June 15, 2020
Kenyon has announced plans to resume in-person instruction for fall semester. Read more here.
To celebrate 50 years of coeducation at Kenyon, we’re profiling three dozen of Kenyon alumnae during the 2019-20 academic year. These women, merely a small sample of the thousands of female graduates who have earned Kenyon degrees since 1969, will discuss their undergraduate experiences and how their education in Gambier prepared them for their lives and careers.
The 36th and final alumna in our series is Susan Berger ’85. Berger lives in Cleveland, where she is the chief external relations officer for Positive Education Program, a non-profit organization that provides services to children with autism and severe mental health and behavioral challenges. An economics and English double major at Kenyon, Berger has been an active alumni volunteer and currently serves on Kenyon’s Board of Trustees.
How do you prioritize your life and get things done?
I ask myself ‘why’ a lot. As I compose my to-do list, I make sure I know why I’m doing what I’m doing, to be certain I’m investing my time in what matters most and in actions sure to keep processes in forward motion.
Where did you first discover your power?
I wouldn’t say that there’s a moment where I made this discovery. It’s an ever-evolving understanding.
I feel my power in connections — connections between people, connections to purpose, and my own authentic connections between heart and mind. There are those moments when you feel you’re in that sweet spot, where being your best self serves the moment and the purpose. There’s a special joy that happens then.
Who at Kenyon inspired you?
This is such a great question and perhaps why Kenyon is one of the greatest gifts in my life, as my Kenyon connections and friendships continue to inspire me. This magical hill in the middle of Ohio has crazy quantities of inspiring people given its small physical footprint. [Professor of Art] Greg Spaid [’68], my photography professor, expanded my appreciation of the joy that comes from the creative process. [The late Professor of Economics] Carl Brehm [H’95] taught me the power of kindness, gifted to me by him at a critical point in my life. But it’s my very favorite English professor, Karen Edwards, whose inspiration I feel each day. She taught me how to connect my heart and mind and express it through words, how to see humanity in everything, and that no matter where we are in life, that thoughtful feedback, when given and received, helps us grow.

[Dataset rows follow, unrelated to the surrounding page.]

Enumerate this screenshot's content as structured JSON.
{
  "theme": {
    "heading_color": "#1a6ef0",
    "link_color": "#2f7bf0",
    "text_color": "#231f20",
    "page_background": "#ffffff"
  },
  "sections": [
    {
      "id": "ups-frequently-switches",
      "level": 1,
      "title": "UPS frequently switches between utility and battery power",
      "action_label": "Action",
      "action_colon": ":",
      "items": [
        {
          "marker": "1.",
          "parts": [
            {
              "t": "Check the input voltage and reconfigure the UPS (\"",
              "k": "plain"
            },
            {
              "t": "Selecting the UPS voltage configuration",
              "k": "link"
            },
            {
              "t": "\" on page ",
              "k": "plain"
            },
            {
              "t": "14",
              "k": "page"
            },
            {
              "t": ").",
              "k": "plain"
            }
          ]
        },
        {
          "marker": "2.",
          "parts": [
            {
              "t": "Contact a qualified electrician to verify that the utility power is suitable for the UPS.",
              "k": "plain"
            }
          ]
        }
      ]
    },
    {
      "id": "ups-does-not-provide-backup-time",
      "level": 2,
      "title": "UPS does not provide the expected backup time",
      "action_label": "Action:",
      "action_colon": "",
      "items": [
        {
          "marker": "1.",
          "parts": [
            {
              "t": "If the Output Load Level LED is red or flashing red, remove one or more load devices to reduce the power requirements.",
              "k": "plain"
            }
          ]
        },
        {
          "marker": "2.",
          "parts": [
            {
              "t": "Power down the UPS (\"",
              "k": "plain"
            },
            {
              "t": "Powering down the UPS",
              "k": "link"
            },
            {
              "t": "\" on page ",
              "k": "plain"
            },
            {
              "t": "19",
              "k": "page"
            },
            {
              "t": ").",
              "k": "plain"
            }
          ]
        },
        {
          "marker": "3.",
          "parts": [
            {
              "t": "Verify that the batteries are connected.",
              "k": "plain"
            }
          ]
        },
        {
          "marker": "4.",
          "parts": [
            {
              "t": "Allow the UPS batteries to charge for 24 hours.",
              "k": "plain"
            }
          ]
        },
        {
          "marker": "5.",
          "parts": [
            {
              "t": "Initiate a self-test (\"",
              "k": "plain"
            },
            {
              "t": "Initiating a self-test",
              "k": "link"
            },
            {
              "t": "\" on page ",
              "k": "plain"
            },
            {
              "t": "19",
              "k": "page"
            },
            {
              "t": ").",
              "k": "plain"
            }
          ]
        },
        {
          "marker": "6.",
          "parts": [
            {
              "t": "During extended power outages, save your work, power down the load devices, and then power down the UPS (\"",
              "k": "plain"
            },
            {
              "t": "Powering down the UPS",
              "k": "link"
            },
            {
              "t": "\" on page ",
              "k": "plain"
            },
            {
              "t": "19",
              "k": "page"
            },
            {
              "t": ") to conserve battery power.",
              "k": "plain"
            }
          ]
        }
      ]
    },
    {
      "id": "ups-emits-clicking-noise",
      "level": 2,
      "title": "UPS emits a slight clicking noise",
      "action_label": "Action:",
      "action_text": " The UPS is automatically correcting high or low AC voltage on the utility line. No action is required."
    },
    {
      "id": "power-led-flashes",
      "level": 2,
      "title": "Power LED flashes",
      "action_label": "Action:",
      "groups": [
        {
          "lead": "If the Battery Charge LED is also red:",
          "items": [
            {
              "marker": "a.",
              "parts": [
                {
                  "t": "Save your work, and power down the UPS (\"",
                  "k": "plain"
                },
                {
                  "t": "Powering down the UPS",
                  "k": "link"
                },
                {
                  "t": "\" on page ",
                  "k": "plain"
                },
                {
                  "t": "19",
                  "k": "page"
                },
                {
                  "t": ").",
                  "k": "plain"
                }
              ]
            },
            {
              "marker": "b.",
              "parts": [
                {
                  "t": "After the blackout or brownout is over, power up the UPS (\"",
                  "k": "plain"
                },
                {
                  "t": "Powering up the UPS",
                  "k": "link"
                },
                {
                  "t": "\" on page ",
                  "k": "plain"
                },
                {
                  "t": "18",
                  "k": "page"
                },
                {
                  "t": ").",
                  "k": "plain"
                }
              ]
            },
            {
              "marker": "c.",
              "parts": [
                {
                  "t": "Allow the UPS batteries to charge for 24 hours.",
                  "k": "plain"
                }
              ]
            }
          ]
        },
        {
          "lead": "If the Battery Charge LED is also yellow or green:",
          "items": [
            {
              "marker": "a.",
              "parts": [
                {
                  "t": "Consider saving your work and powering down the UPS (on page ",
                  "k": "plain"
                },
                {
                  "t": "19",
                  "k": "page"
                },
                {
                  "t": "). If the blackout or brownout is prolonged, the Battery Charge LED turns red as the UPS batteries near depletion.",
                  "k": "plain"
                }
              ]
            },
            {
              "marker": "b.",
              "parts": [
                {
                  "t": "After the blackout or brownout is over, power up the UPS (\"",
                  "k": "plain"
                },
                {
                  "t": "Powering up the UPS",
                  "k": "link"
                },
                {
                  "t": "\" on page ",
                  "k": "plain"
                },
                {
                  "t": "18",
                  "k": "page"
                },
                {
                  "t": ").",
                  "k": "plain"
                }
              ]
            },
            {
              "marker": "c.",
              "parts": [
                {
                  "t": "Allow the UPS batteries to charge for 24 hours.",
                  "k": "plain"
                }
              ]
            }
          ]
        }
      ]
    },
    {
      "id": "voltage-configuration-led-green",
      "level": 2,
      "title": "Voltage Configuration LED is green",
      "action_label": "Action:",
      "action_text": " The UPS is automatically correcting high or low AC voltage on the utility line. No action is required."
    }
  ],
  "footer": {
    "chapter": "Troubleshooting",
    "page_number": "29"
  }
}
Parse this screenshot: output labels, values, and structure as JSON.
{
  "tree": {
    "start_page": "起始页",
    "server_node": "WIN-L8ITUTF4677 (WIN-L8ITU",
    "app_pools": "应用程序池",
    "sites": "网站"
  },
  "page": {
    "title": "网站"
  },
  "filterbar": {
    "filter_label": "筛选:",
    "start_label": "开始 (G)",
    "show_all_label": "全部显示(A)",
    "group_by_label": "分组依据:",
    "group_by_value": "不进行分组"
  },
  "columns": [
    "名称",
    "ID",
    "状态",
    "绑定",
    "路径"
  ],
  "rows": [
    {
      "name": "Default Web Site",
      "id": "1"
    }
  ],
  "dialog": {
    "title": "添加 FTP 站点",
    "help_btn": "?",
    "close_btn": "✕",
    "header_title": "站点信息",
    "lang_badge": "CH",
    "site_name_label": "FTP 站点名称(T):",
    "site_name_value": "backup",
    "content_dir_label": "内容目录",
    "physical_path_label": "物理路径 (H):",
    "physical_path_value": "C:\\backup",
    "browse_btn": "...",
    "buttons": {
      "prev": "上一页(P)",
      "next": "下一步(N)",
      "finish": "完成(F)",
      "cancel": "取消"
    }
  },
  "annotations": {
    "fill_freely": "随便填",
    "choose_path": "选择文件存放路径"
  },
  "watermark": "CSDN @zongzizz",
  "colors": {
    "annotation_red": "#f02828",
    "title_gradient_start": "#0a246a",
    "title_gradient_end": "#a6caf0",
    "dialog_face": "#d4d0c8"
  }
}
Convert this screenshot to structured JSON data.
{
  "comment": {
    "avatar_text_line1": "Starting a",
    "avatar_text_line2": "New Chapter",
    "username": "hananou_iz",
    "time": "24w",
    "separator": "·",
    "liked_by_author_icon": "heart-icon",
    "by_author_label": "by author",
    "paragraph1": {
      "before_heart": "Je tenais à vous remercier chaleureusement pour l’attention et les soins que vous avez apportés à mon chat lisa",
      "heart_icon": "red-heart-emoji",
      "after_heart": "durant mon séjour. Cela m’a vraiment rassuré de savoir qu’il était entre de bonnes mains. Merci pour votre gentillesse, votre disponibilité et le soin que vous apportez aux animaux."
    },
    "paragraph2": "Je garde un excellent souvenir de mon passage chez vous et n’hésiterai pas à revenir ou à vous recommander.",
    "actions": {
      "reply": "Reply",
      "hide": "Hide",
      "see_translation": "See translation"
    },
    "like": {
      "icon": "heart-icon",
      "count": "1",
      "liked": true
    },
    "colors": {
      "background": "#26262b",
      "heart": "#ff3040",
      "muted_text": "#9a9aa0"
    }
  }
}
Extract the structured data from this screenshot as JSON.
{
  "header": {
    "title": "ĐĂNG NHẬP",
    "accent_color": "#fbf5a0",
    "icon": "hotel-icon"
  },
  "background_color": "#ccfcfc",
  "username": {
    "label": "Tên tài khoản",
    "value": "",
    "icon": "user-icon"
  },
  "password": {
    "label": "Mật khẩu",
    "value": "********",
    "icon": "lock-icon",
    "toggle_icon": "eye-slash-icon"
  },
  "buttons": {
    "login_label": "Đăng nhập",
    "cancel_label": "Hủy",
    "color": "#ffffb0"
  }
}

What’s the best advice you’ve ever received?
I know that advice is usually thought of in words shared, but for me, I search for that wisdom in the examples of lives well-lived. I often look backwards to those who came before, those shoulders on which I stand. My aunt’s example teaches me how to advocate for myself and others. My father’s daily pursuits of learning inspire my curiosity. My mother’s powerful life example reminds me that our friendship circles always can grow wider and that people give life joy and purpose. My uncle’s life taught me the power of human connection and possibility. He was known to say “flowers for the living” — I hold close to this mantra daily, as it reminds me to be present for friends and family in the here and now.
How has your worldview evolved since leaving Kenyon?
The older I get the more I realize how little I know and how much I still need to learn. At the heart of it all, though, I have come to appreciate that there is nothing more important in this life than to expand my curiosity, deepen my empathy and do all in my power to leave things better than I found them.
This interview has been edited for length and clarity.
Read about the previous woman in our series: Rachel Berger ’11